Your instructions:
Only lines that contain the word "tongvaoquanbun" belong in the answer; copy them from the records below.

Material for this exercise:
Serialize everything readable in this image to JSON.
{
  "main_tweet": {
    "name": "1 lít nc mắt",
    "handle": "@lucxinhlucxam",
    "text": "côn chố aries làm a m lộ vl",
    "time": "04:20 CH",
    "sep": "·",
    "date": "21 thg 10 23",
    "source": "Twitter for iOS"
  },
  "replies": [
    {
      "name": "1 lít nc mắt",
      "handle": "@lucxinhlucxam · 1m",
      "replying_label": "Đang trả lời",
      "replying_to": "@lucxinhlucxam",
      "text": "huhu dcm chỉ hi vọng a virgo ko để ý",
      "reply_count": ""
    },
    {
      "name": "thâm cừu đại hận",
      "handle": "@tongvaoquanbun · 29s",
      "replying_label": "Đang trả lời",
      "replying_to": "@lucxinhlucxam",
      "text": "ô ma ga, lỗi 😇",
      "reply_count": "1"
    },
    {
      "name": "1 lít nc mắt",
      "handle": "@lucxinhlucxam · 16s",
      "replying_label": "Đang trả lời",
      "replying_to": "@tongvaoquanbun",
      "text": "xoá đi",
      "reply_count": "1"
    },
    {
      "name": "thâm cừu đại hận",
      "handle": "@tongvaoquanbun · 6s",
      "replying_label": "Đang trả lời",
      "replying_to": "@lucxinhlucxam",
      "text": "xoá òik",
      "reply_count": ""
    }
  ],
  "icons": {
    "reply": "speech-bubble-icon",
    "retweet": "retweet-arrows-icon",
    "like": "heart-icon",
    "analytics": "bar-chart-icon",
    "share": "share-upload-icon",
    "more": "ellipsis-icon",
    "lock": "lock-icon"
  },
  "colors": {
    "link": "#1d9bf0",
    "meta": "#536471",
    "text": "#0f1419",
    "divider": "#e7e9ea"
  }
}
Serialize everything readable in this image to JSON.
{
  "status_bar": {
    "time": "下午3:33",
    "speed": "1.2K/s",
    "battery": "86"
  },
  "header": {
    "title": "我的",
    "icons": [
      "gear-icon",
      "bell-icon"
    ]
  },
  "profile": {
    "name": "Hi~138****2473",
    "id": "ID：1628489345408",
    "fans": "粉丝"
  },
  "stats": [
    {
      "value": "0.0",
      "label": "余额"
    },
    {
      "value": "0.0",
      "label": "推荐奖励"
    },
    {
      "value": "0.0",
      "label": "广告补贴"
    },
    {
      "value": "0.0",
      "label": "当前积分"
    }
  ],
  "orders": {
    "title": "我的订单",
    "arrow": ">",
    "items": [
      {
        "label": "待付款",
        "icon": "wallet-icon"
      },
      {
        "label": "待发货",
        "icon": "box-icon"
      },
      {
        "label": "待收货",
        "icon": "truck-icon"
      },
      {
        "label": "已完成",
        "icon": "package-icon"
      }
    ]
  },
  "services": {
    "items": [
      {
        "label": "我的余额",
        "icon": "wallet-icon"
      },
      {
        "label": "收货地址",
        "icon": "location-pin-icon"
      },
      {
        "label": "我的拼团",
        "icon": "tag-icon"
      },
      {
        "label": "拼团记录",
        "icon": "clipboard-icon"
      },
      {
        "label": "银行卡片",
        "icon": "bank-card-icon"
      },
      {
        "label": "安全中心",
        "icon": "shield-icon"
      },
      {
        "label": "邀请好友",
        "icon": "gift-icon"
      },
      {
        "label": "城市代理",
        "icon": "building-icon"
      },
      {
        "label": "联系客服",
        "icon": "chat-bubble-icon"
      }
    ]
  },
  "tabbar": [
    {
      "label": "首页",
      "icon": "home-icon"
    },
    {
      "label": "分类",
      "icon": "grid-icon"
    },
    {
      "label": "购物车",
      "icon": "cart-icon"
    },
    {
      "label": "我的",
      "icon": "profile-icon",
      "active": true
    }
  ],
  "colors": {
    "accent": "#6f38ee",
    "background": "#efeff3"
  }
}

Completed exercise:
      "handle": "@tongvaoquanbun · 29s",
      "replying_to": "@tongvaoquanbun",
      "handle": "@tongvaoquanbun · 6s",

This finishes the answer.